Concerned citizens from Metro Manila are now appealing to the Metropolitan Manila Development Authority to construct a separate, 2-km breakwater on the bay to further cushion the assault of the waves before they could even hit the seawall. Many civil-society groups in Manila noted that the city seems unprepared when it comes to facing the threats of “storm surges” and tsunamis.

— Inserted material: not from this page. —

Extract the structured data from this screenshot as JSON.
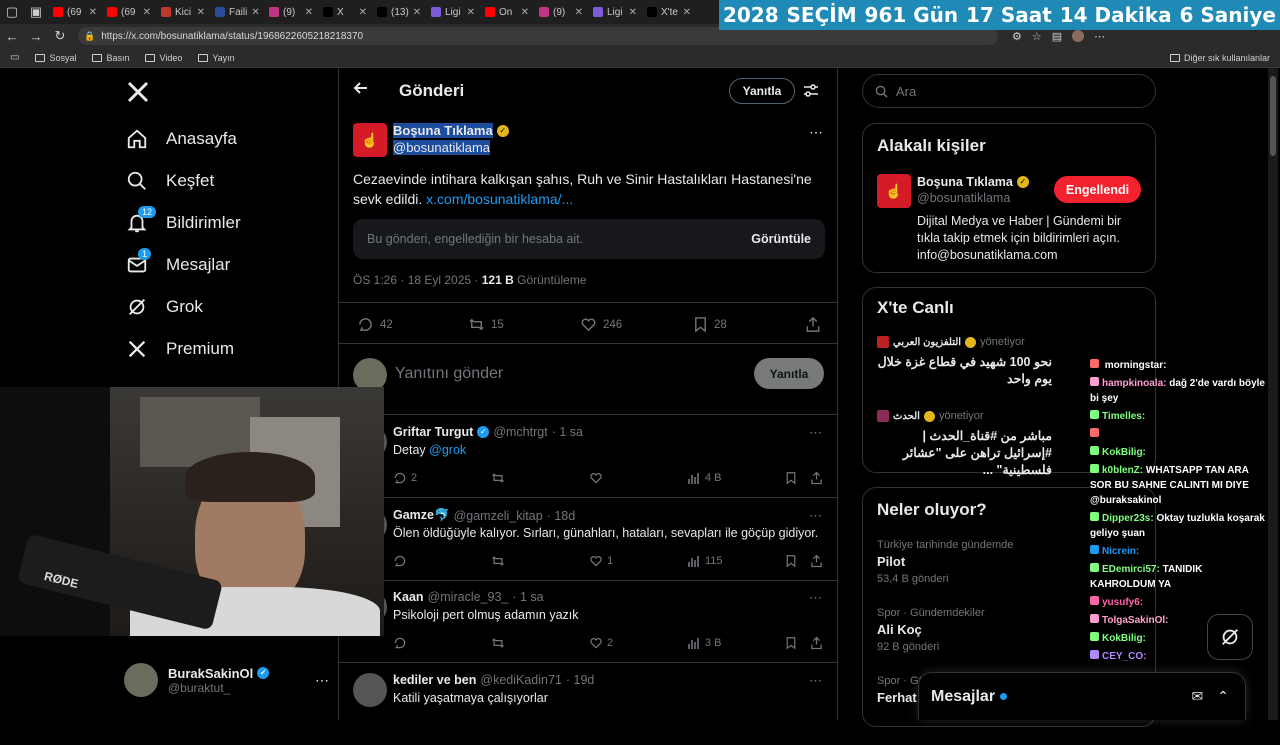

(NOTE: The statements that were made in this iReport came from actual personalities and groups who commented about the recent storm surge that took place in Manila Bay last Wednesday, August 1, 2012. I heard those statements from individuals and groups as they were being interviewed yesterday, August 2, 2012, on national TV by various reporters from local TV networks. I took a notebook and a pen to write down their comments and statements as they were being interviewed yesterday morning and last night while I was watching news. Today is Friday, August 3, 2012. I took the pictures yesterday afternoon at around 4 p.m. I wasn’t able to upload the photos last night because my internet connection was not working well the whole day yesterday. I posted this iReport to make people become more aware of the phenomena called “storm surge.” I think scientists from all over the world should study thoroughly what a “storm surge” is all about and examine it well if it’s really part and parcel of the ongoing effects of global warming. Also, I posted this iReport to show the fact that many people living in urban areas are not disposing their garbage properly. Improper garbage-disposal would have adverse effects against the environment. The government and the citizenry should work together to put up effective programs that would truly-ensure that all garbage would be disposed properly, so that we can protect the environment and maintain the Earth’s ecological balance.)